Task goal:
Every record below should be copied exactly, with the pictures left out.

Data supplied Block Start

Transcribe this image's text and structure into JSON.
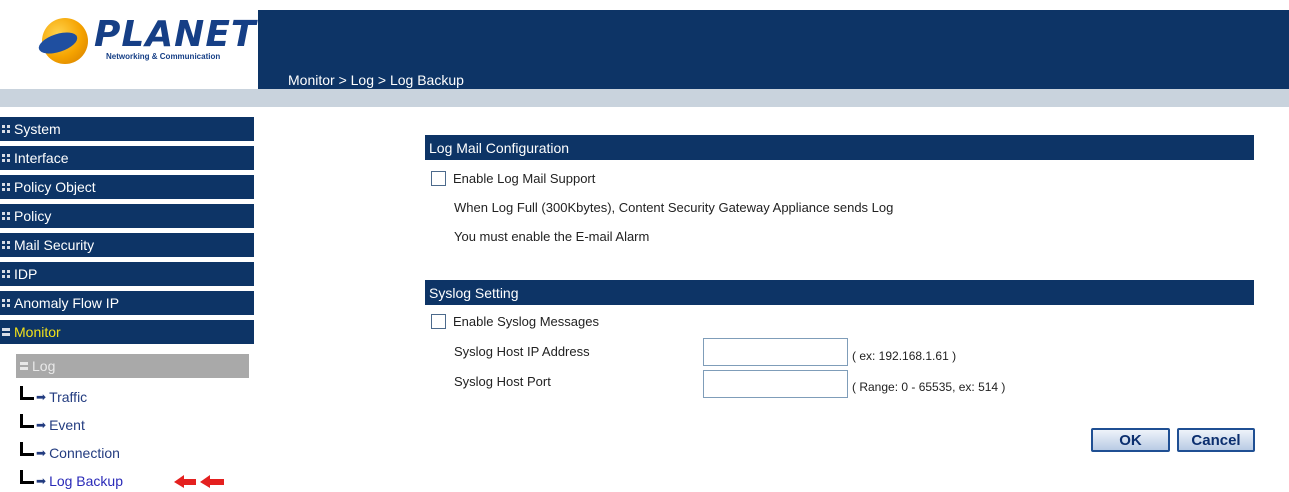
{
  "brand": {
    "name": "PLANET",
    "tagline": "Networking & Communication"
  },
  "breadcrumb": "Monitor > Log > Log Backup",
  "sidebar": {
    "items": [
      {
        "label": "System",
        "expanded": false
      },
      {
        "label": "Interface",
        "expanded": false
      },
      {
        "label": "Policy Object",
        "expanded": false
      },
      {
        "label": "Policy",
        "expanded": false
      },
      {
        "label": "Mail Security",
        "expanded": false
      },
      {
        "label": "IDP",
        "expanded": false
      },
      {
        "label": "Anomaly Flow IP",
        "expanded": false
      },
      {
        "label": "Monitor",
        "expanded": true
      }
    ],
    "log": {
      "label": "Log"
    },
    "sub_items": [
      {
        "label": "Traffic"
      },
      {
        "label": "Event"
      },
      {
        "label": "Connection"
      },
      {
        "label": "Log Backup"
      }
    ]
  },
  "log_mail": {
    "title": "Log Mail Configuration",
    "enable_label": "Enable Log Mail Support",
    "enabled": false,
    "note1": "When Log Full (300Kbytes), Content Security Gateway Appliance sends Log",
    "note2": "You must enable the E-mail Alarm"
  },
  "syslog": {
    "title": "Syslog Setting",
    "enable_label": "Enable Syslog Messages",
    "enabled": false,
    "host_ip_label": "Syslog Host IP Address",
    "host_ip_value": "",
    "host_ip_hint": "( ex: 192.168.1.61 )",
    "host_port_label": "Syslog Host Port",
    "host_port_value": "",
    "host_port_hint": "( Range: 0 - 65535, ex: 514 )"
  },
  "buttons": {
    "ok": "OK",
    "cancel": "Cancel"
  },
  "colors": {
    "nav_bg": "#0d3466",
    "active_nav_text": "#f2e21a",
    "stripe": "#c9d3dd",
    "log_bg": "#a9a9a9"
  }
}
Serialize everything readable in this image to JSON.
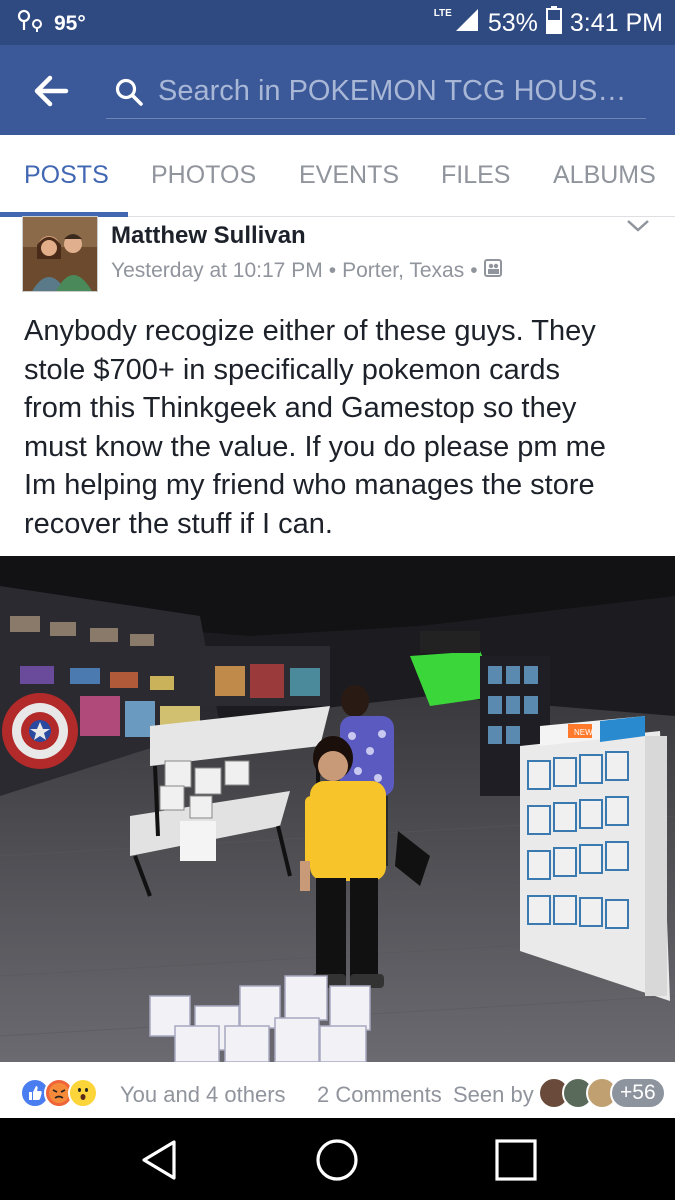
{
  "status_bar": {
    "temperature": "95°",
    "network": "LTE",
    "battery": "53%",
    "time": "3:41 PM"
  },
  "app_bar": {
    "search_placeholder": "Search in POKEMON TCG HOUST…"
  },
  "tabs": [
    {
      "label": "POSTS",
      "active": true
    },
    {
      "label": "PHOTOS",
      "active": false
    },
    {
      "label": "EVENTS",
      "active": false
    },
    {
      "label": "FILES",
      "active": false
    },
    {
      "label": "ALBUMS",
      "active": false
    }
  ],
  "post": {
    "author": "Matthew Sullivan",
    "time": "Yesterday at 10:17 PM",
    "location": "Porter, Texas",
    "separator": "•",
    "audience_icon": "group-audience-icon",
    "text_lines": [
      "Anybody recogize either of these guys.  They",
      "stole $700+ in specifically pokemon cards",
      "from this Thinkgeek and Gamestop so they",
      "must know the value.  If you do please pm me",
      "Im helping my friend who manages the store",
      "recover the stuff if I can."
    ]
  },
  "photo": {
    "sign_text": "NEW"
  },
  "reactions": {
    "icons": [
      "like-icon",
      "angry-icon",
      "wow-icon"
    ],
    "summary": "You and 4 others",
    "comments": "2 Comments",
    "seen_by": "Seen by",
    "seen_count": "+56"
  },
  "colors": {
    "brand": "#3b5998",
    "status_bar": "#2f4a80",
    "tab_active": "#4267b2",
    "secondary_text": "#90949c"
  }
}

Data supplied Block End

Task response:
Transcribe this image's text and structure into JSON.
{
  "brand": {
    "name": "PLANET",
    "tagline": "Networking & Communication"
  },
  "breadcrumb": "Monitor > Log > Log Backup",
  "sidebar": {
    "items": [
      {
        "label": "System",
        "expanded": false
      },
      {
        "label": "Interface",
        "expanded": false
      },
      {
        "label": "Policy Object",
        "expanded": false
      },
      {
        "label": "Policy",
        "expanded": false
      },
      {
        "label": "Mail Security",
        "expanded": false
      },
      {
        "label": "IDP",
        "expanded": false
      },
      {
        "label": "Anomaly Flow IP",
        "expanded": false
      },
      {
        "label": "Monitor",
        "expanded": true
      }
    ],
    "log": {
      "label": "Log"
    },
    "sub_items": [
      {
        "label": "Traffic"
      },
      {
        "label": "Event"
      },
      {
        "label": "Connection"
      },
      {
        "label": "Log Backup"
      }
    ]
  },
  "log_mail": {
    "title": "Log Mail Configuration",
    "enable_label": "Enable Log Mail Support",
    "enabled": false,
    "note1": "When Log Full (300Kbytes), Content Security Gateway Appliance sends Log",
    "note2": "You must enable the E-mail Alarm"
  },
  "syslog": {
    "title": "Syslog Setting",
    "enable_label": "Enable Syslog Messages",
    "enabled": false,
    "host_ip_label": "Syslog Host IP Address",
    "host_ip_value": "",
    "host_ip_hint": "( ex: 192.168.1.61 )",
    "host_port_label": "Syslog Host Port",
    "host_port_value": "",
    "host_port_hint": "( Range: 0 - 65535, ex: 514 )"
  },
  "buttons": {
    "ok": "OK",
    "cancel": "Cancel"
  },
  "colors": {
    "nav_bg": "#0d3466",
    "active_nav_text": "#f2e21a",
    "stripe": "#c9d3dd",
    "log_bg": "#a9a9a9"
  }
}
Serialize everything readable in this image to JSON.
{
  "status_bar": {
    "temperature": "95°",
    "network": "LTE",
    "battery": "53%",
    "time": "3:41 PM"
  },
  "app_bar": {
    "search_placeholder": "Search in POKEMON TCG HOUST…"
  },
  "tabs": [
    {
      "label": "POSTS",
      "active": true
    },
    {
      "label": "PHOTOS",
      "active": false
    },
    {
      "label": "EVENTS",
      "active": false
    },
    {
      "label": "FILES",
      "active": false
    },
    {
      "label": "ALBUMS",
      "active": false
    }
  ],
  "post": {
    "author": "Matthew Sullivan",
    "time": "Yesterday at 10:17 PM",
    "location": "Porter, Texas",
    "separator": "•",
    "audience_icon": "group-audience-icon",
    "text_lines": [
      "Anybody recogize either of these guys.  They",
      "stole $700+ in specifically pokemon cards",
      "from this Thinkgeek and Gamestop so they",
      "must know the value.  If you do please pm me",
      "Im helping my friend who manages the store",
      "recover the stuff if I can."
    ]
  },
  "photo": {
    "sign_text": "NEW"
  },
  "reactions": {
    "icons": [
      "like-icon",
      "angry-icon",
      "wow-icon"
    ],
    "summary": "You and 4 others",
    "comments": "2 Comments",
    "seen_by": "Seen by",
    "seen_count": "+56"
  },
  "colors": {
    "brand": "#3b5998",
    "status_bar": "#2f4a80",
    "tab_active": "#4267b2",
    "secondary_text": "#90949c"
  }
}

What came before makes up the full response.